DURHAM, NC – Nurses sometimes neglect protocols that help reduce pathogen transmission, such as hand-washing or wearing gloves, when they interact with patients without actually touching them.

A new study presented at IDWeek, the annual meeting of the Infectious Diseases Society of America (IDSA), the Society for Healthcare Epidemiology of America (SHEA), the HIV Medicine Association (HIVMA), and the Pediatric Infectious Diseases Society (PIDS), demonstrates why that is a bad idea.

Duke Health researchers report that hospital rooms, and not just the patients in them, can spread germs through contact with healthcare personnel.

"This study is a good wake-up call that healthcare personnel need to concentrate on the idea that the healthcare environment can be contaminated," explained lead author Deverick Anderson, MD, an associate professor of medicine at Duke University School of Medicine. "Any type of patient care, or even just entry into a room where care is provided, truly should be considered a chance for interacting with organisms that can cause disease."
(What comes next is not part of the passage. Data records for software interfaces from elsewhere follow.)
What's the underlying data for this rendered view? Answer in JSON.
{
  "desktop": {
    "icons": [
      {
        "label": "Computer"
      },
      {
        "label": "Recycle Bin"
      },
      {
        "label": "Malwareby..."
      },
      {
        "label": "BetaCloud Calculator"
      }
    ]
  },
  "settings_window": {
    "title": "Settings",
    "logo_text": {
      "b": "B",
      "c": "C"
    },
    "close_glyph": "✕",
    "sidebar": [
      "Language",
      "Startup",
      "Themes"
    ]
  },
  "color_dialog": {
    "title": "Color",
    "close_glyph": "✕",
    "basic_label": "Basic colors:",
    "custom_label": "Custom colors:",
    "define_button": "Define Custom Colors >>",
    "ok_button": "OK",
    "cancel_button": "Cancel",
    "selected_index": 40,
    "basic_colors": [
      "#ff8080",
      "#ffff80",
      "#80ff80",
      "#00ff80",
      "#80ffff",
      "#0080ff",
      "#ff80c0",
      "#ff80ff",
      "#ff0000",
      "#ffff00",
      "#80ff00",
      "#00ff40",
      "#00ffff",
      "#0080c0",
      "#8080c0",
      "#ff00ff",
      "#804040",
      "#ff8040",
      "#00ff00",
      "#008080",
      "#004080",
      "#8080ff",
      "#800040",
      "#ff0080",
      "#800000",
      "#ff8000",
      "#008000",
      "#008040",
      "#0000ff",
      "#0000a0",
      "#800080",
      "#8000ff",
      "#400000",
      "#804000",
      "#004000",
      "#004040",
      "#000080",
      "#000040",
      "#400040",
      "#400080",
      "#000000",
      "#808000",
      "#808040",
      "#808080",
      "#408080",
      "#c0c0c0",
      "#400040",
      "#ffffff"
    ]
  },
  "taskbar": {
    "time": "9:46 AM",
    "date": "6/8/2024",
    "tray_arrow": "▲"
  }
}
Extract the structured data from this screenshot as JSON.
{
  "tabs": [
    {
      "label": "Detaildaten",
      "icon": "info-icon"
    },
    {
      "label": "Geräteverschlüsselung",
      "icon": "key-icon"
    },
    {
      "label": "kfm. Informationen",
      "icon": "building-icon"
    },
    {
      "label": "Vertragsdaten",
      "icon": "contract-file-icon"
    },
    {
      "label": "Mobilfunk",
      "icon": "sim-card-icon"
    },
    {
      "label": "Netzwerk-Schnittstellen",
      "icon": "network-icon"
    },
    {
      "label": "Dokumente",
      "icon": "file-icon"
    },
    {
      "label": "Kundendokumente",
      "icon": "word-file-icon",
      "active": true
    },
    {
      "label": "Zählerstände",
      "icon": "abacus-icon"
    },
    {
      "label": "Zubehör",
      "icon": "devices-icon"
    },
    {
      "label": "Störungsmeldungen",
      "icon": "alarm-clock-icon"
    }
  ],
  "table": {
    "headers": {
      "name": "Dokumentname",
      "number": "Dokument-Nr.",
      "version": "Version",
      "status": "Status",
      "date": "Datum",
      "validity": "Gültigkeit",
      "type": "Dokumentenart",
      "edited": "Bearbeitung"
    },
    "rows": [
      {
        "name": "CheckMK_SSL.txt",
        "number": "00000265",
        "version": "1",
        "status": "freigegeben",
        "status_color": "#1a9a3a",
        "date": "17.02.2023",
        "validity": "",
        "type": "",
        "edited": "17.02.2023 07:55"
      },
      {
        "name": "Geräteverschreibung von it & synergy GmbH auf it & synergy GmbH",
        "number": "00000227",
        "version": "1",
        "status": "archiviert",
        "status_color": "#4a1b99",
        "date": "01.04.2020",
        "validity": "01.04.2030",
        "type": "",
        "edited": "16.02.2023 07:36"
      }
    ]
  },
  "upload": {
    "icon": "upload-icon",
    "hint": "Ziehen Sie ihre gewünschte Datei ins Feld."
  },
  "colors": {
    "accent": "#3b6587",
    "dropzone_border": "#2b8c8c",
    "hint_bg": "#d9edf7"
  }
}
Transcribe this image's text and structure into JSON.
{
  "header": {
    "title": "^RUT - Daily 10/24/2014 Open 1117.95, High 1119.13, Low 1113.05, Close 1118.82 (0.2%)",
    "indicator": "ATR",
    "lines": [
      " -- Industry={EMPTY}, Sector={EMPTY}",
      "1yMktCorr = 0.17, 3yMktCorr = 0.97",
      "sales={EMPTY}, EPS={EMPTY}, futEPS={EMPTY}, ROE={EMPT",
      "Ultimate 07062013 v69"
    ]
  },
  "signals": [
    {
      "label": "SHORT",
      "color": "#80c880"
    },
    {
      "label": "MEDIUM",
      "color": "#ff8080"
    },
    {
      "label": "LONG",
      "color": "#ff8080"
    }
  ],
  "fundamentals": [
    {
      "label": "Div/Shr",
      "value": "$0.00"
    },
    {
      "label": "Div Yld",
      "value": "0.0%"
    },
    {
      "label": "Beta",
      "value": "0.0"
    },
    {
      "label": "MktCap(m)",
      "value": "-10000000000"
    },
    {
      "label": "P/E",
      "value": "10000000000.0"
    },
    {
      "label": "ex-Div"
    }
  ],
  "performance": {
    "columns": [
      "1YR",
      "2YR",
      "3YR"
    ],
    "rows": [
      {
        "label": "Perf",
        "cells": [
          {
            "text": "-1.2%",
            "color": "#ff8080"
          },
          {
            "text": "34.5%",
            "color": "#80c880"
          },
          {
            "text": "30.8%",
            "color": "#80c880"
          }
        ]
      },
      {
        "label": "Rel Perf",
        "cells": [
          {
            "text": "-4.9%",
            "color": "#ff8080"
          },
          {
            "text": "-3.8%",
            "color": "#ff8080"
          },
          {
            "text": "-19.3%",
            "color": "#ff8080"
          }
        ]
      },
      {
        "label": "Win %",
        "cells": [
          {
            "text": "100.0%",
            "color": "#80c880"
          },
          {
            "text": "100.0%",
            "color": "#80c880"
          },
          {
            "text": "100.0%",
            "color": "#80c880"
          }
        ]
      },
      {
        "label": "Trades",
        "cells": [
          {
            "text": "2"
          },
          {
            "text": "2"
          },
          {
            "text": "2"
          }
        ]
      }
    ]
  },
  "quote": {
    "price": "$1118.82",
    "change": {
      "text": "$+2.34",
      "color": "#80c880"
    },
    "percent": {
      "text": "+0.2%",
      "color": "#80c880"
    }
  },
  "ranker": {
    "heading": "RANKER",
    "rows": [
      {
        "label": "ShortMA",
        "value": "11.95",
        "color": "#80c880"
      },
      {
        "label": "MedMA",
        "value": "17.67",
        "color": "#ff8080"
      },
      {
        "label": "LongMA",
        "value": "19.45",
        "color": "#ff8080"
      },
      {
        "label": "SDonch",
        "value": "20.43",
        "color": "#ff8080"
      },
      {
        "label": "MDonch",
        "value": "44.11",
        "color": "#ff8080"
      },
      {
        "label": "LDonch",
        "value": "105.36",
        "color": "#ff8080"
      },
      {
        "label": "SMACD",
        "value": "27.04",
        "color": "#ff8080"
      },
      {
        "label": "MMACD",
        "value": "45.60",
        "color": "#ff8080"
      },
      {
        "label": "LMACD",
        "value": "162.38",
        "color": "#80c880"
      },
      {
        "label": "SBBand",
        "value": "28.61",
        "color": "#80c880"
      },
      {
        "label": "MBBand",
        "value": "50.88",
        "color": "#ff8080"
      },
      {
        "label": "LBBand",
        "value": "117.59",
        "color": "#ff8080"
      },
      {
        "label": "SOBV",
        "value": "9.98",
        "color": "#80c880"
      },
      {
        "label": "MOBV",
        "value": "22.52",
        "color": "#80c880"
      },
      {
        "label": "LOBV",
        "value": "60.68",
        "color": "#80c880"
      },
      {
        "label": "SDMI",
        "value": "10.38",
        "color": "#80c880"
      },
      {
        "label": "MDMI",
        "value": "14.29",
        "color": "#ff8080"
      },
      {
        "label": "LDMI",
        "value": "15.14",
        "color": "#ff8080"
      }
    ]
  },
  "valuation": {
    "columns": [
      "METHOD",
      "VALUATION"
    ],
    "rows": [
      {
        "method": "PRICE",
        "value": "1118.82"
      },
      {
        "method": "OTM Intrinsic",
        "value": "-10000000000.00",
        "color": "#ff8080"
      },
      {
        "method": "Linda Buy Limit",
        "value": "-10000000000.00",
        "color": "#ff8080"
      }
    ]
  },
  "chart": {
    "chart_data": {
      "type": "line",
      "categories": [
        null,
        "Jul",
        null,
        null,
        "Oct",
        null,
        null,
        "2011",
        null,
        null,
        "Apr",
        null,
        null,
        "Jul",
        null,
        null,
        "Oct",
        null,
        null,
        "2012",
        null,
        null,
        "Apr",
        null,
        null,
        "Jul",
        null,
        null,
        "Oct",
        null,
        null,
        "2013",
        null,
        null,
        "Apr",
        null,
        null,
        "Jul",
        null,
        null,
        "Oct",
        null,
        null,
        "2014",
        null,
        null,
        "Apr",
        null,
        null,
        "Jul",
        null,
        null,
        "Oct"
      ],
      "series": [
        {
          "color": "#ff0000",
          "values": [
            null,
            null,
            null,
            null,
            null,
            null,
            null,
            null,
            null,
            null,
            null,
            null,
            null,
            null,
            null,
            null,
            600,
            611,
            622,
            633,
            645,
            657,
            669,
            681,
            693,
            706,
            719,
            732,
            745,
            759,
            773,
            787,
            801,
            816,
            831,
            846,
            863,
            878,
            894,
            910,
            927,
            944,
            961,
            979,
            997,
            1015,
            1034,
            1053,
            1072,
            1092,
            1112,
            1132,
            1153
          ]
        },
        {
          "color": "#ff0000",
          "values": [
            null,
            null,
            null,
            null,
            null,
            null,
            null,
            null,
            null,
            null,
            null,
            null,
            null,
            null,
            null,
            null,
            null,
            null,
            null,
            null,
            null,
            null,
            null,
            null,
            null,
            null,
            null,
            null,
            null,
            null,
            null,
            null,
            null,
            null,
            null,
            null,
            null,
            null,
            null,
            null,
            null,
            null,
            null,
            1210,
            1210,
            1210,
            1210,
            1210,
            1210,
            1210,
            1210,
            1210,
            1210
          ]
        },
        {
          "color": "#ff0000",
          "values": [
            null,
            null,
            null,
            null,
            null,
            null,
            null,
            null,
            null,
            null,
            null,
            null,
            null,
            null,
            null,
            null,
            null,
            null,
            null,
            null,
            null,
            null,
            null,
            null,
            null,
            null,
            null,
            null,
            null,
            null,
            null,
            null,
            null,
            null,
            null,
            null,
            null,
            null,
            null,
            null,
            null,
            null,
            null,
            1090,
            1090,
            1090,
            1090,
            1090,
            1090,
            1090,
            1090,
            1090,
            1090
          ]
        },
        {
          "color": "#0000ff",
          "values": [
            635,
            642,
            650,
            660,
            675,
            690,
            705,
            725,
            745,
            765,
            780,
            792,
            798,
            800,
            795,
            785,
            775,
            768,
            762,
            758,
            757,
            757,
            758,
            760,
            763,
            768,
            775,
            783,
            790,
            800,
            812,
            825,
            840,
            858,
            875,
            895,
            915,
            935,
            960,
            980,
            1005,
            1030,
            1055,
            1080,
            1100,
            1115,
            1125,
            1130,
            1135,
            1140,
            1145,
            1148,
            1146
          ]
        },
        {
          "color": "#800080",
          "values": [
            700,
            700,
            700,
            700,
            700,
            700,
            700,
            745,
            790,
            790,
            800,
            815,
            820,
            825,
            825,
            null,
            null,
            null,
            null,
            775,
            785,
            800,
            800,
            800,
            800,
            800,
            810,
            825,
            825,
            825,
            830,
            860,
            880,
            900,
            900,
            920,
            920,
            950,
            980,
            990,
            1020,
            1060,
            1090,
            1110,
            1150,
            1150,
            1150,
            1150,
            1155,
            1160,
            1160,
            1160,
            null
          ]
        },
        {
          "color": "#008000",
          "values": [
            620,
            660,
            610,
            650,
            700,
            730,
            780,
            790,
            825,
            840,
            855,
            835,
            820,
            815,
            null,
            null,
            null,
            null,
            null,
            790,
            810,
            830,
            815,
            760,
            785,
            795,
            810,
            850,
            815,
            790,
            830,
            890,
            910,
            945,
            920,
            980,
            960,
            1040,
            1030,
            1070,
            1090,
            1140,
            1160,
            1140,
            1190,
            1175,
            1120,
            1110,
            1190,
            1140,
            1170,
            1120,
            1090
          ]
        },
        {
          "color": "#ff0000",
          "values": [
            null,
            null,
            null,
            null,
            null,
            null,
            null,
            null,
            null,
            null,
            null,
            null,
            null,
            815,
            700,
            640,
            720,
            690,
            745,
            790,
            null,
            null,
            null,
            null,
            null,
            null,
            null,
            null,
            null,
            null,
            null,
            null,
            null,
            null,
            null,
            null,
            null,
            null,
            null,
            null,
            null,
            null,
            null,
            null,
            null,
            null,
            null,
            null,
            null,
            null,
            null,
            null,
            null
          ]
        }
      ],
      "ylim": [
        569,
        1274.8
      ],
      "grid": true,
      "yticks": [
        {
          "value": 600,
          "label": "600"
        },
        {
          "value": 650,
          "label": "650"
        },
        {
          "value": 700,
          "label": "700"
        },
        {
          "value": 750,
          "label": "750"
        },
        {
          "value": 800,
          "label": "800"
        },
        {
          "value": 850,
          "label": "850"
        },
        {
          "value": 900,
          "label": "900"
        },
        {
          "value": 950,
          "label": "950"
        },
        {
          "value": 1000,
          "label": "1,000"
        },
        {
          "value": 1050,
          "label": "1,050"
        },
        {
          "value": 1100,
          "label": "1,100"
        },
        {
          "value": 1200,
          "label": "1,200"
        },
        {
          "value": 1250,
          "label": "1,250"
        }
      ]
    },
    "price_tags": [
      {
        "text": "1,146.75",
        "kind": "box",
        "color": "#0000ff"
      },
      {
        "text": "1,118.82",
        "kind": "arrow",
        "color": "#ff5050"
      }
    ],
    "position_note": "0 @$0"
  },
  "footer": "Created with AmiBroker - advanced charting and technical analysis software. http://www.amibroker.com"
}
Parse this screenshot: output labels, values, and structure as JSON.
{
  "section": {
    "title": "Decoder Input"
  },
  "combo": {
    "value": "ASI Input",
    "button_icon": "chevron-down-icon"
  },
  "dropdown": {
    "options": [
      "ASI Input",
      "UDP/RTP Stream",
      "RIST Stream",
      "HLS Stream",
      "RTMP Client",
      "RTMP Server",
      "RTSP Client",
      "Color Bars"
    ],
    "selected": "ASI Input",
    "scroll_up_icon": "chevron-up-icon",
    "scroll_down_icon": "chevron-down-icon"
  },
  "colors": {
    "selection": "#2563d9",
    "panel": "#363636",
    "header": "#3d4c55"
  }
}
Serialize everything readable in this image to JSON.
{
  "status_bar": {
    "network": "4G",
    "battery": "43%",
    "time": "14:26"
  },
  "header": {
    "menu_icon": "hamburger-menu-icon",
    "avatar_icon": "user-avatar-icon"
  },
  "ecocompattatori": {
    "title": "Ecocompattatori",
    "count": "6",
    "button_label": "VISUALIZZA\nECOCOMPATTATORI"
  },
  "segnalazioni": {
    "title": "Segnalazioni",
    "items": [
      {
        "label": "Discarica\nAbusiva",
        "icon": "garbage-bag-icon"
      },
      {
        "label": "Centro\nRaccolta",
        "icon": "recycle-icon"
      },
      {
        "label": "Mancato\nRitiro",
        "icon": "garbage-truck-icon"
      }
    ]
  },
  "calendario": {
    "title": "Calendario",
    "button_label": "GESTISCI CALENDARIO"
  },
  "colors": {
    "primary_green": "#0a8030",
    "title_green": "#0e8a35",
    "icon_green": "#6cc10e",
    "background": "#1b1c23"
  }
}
The goal of the study, according to the researchers, was to better understand how pathogens travel between the "transmission triangle" in a healthcare setting: patients, the environment where care is administered, and the healthcare provider.

To achieve that, the study team took cultures from the sleeves, pockets, and midriffs of new surgical scrubs of 40 ICU nurses at Duke University Hospital at the beginning and end of each shift. At the same time, cultures were also collected from the bodies of all of the nurses’ 167 patients during 120 12-hour shifts, as well as patient room contents such as beds, bedrails, and supply carts.

Overall, 2,185 cultures were collected from the nurses' clothing, 455 from patients, and 2,919 from patients' rooms.

Using molecular analysis, researchers confirmed 12 instances where at least one of five pathogens known to cause difficult-to-treat infections was transmitted from the patient or the room to the scrubs. Six incidents each involved transmission from patient to nurse and room to nurse, while another 10 transmissions were from the patient to the room.

No nurse-to-patient or nurse-to-room transmissions were found, however.

Pockets and sleeves of the scrubs were most likely to be contaminated, as were the bed rails in the rooms, according to the analysis.

"I think sometimes there's the misconception that if, for instance, a nurse is just talking to patients and not actually touching them, that it might be okay to skip protocols that help reduce pathogen transmission, like washing hands or wearing gloves," Anderson said. "The study's results demonstrate the need for caution whenever healthcare providers enter a patient room, regardless of the task they're completing."

These results were also significant, he emphasized, because previous studies on pathogen transmission focused mainly on the patient-to-nurse interaction. This study, on the other hand, demonstrated the room itself should be approached with equal consideration and caution.